What do you expect from the expedition? Will you face obstacles yourselves?
“When it comes to the physical obstacles, we will be facing the same struggles as the Afghan mountaineers on the mountain. We have been preparing for over a year for the expedition with physical exercise and training in the mountains, which includes five days a week of running, hiking with weighted packs, and weightlifting. Nothing can prepare you for high altitude, and everyone’s bodies react differently. Altitude sickness can be deadly if not recognized or treated immediately. So our plan is to move slowly and be as careful as possible. The hardest part of this project has been training, physically, while also making a film at the same time. It’s been an incredible challenge to give equal attention to both.”
What have you learned from these women?
“We greatly admire their resilience and their sheer will to constantly fight for what they believe in. They are well aware that they are challenging a male-dominated, misogynistic society.
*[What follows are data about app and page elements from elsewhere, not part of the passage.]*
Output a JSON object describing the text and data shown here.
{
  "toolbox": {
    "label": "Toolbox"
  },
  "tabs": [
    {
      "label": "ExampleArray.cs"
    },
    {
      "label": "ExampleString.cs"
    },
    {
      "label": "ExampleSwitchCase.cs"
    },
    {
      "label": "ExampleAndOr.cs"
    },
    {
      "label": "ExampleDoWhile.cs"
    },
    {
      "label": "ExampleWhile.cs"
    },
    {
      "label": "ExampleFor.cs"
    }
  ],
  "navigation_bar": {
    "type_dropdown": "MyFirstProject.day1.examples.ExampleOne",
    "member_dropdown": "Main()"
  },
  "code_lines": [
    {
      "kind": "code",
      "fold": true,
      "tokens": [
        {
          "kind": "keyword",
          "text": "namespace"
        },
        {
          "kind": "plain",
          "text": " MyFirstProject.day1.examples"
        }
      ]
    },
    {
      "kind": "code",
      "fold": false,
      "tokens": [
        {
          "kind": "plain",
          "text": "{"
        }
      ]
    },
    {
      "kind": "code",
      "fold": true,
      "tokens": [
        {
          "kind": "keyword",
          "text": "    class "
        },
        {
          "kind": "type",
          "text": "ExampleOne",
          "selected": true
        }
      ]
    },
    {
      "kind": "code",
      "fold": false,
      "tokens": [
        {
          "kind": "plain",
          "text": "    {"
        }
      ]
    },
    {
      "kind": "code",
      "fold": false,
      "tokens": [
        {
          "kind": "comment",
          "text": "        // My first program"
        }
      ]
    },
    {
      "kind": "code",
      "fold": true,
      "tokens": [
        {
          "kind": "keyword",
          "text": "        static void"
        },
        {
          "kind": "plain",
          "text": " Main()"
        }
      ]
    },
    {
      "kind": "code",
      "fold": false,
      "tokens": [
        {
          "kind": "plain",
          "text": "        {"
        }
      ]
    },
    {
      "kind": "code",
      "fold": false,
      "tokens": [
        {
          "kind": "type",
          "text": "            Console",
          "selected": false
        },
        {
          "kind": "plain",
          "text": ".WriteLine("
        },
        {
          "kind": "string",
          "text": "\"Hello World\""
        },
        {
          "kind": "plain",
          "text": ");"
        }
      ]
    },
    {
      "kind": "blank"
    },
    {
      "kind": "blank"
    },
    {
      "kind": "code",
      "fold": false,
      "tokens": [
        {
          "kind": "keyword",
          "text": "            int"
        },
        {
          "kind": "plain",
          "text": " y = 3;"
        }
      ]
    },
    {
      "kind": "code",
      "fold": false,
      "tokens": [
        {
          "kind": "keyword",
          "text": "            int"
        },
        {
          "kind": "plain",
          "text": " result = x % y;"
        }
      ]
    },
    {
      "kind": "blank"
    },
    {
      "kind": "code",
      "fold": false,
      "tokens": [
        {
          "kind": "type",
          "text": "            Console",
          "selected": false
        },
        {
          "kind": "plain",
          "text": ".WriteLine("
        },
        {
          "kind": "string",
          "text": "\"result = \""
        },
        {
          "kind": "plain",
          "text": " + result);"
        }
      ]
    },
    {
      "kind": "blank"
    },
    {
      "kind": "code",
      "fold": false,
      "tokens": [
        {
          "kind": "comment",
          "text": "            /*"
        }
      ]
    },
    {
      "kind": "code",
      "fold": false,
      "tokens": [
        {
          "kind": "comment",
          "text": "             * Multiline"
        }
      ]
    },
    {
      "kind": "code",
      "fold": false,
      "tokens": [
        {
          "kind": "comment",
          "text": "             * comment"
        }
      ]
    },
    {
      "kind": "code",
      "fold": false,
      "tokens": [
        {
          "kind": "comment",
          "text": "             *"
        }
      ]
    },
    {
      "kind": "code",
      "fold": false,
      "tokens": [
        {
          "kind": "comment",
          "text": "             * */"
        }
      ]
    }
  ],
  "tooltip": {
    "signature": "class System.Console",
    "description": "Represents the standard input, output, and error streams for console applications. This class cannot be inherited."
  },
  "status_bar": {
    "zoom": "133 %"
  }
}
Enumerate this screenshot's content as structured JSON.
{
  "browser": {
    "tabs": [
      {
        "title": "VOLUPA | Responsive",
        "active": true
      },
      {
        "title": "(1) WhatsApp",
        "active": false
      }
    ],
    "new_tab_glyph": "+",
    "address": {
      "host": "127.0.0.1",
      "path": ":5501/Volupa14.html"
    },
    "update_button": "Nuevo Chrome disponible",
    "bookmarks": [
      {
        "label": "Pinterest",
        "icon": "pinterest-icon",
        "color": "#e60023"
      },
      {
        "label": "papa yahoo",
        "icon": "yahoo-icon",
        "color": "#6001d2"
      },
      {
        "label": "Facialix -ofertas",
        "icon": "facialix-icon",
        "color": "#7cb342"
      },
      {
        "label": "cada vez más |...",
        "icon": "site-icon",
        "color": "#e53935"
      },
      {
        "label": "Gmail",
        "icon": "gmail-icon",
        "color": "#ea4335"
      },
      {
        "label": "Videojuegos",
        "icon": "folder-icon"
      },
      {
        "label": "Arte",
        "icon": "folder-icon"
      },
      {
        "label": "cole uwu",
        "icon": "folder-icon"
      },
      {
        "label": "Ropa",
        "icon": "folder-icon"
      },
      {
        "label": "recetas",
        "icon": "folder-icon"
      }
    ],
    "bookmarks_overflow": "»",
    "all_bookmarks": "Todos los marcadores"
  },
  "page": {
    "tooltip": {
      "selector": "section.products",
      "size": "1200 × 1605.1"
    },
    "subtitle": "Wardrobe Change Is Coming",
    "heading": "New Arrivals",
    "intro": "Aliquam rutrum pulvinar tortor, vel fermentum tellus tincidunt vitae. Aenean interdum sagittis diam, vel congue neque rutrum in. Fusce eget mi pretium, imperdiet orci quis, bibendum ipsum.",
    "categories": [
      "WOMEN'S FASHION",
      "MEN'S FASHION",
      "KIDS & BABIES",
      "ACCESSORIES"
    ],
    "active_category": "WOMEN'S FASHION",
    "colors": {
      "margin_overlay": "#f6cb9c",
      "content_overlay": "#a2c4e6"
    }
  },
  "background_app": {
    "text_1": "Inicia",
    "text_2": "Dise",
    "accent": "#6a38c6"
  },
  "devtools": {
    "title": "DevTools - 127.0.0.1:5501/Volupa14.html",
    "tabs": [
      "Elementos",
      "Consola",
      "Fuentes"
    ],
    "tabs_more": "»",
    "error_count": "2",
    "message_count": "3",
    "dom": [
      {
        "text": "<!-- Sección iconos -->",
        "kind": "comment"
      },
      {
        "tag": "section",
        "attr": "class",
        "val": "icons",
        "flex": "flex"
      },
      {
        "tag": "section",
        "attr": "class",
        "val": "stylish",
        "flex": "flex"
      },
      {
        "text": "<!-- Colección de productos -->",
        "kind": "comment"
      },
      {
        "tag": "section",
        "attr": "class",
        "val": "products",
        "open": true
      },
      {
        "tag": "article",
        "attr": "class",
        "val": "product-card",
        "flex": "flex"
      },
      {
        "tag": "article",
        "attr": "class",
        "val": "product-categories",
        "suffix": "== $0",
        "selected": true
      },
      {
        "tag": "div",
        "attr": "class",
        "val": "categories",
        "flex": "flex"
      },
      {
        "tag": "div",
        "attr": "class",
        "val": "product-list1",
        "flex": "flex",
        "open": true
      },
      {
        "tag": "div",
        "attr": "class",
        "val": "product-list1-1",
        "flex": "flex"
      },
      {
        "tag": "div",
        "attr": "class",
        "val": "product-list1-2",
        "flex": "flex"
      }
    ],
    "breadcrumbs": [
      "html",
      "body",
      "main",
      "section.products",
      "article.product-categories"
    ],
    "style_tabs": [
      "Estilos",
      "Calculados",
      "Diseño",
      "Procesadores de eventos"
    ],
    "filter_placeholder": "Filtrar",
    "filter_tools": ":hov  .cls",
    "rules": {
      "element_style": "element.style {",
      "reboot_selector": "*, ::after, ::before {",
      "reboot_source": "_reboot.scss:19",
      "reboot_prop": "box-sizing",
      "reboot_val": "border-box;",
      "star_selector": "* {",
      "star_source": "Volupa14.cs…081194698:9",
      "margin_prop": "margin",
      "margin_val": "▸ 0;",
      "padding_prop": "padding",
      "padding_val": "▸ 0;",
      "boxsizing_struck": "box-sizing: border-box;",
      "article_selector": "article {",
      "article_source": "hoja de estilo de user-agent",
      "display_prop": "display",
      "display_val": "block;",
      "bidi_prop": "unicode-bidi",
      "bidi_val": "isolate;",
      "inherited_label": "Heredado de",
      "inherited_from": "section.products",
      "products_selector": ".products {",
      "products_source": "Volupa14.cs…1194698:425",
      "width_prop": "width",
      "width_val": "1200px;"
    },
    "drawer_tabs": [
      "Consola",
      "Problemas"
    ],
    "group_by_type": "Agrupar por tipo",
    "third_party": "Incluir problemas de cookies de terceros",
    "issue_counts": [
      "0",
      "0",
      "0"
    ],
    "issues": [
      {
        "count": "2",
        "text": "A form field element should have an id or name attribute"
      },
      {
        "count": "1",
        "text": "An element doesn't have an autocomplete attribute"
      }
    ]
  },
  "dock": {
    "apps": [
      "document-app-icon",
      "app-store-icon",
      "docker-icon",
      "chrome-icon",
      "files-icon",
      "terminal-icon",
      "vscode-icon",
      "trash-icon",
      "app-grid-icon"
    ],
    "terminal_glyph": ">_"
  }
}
It takes gumption and a total commitment on their part, which inspires us, too, to keep going and pushing boundaries.”
Why is it important to tell this story now, at this point in history?
“At this time in history, women all over the world are standing up for their rights and are demanding for their voices to be heard—from women in Saudi Arabia practicing their right to drive to American women speaking out about sexual harassment. The women mountaineers we are documenting are part of a history-making movement.”
“The outdoor industry, especially, is still dominated by white, western men. The female mountaineering team in Afghanistan is showing a different face and culture to the sport of mountain climbing and alpinism. And within their own society, they are torch-bearers: setting an example and showing the world that they are no longer victims behind a veil.”